Scratch Tracks:

With the overlong 143 minute movie taking up the chunk of the disc space, and just enough room to include director Bay’s comments, we unfortunately don’t get a no-doubt would have been whackin’ DTS track, settling instead for a pretty punchy Dolby Digital mix, available in English, French and Spanish flavors. The same three languages are also selectable as subtitles. A pretty dynamic 448Kbps track, the Dolby 5.1 surround goes nice and ape in the big moments, also rendering the dialogue suitably clean. With the exposure Transformers has gotten this year, and its box office pull, I wouldn’t be surprised to see some technical Academy Awards going the robots’ way next year, with the visual effects and certainly the sound design and editing being worthy of consideration. There’s no reason a good Dolby track can’t measure up to the best out there, and this is unquestionably a very good Dolby track!

Final Cut:

While I can appreciate the concept of machines being able to convert themselves into other machines (all those moving parts and motors must do something, right?), I was never a fan of the cheap and tacky toys, and this incarnation of Transformers just didn’t leave much of an impression on me. The idea of explosions king Michael Bay taking on a Transformers movie is ultimately much more appealing than the final result, which recycles numerous elements and far outstays its welcome by at least 25 minutes. Bay has fun with the opening, which suggests a much more enjoyable flick is about to unspool, but the rest of the film is simply all too by the numbers, right down to the current trend of having big action scenes where you can’t see what’s going on because everything has been shot too tightly for the later-added CGI. Granted these effects are amazing, when you can see everything, but I just don’t understand how a director as crazy, explosive and right for the job as Michael Bay could ever turn in a Transformers as bloated, bland, run of the mill and ultimately flat, uninspired and boring as this.
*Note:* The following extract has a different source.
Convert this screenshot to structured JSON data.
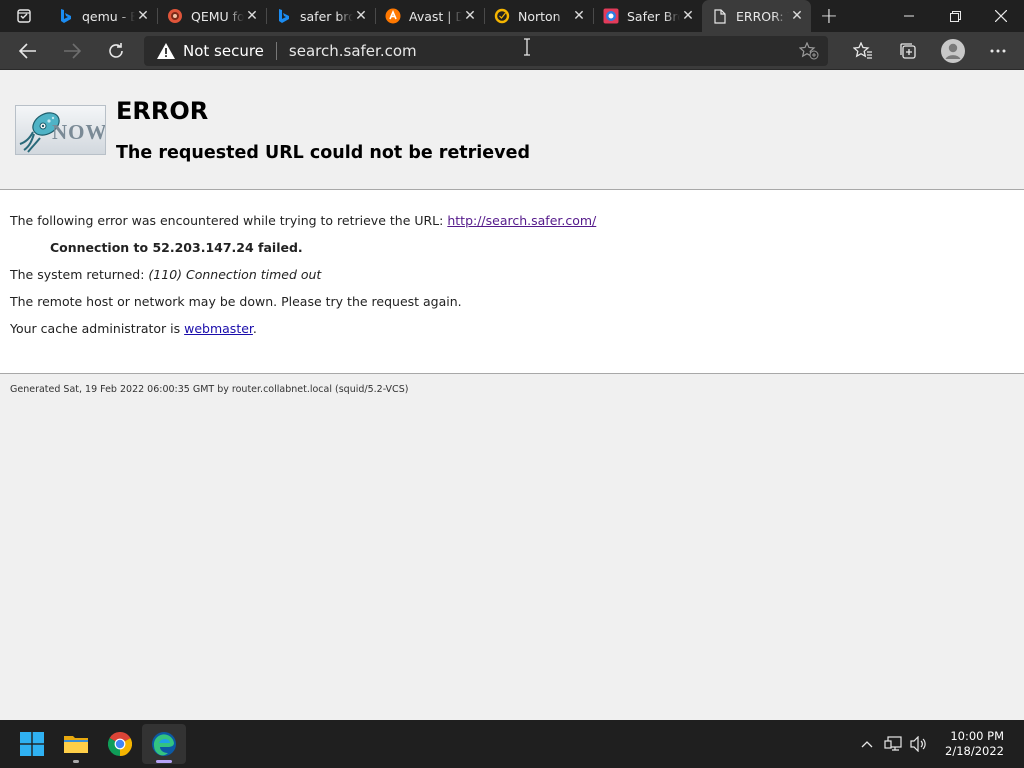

The 2-disc DVD – the first released of the big summer blockbusters, perhaps in an attempt to pick up quick sales before the competition comes along – adds great value for fans of the movie (who should pick it up quick while it’s under $25 online), but if you don’t count yourselves among them, the movie itself isn’t going to transform anyone.

Animated Classic or Back To The Drawing Board?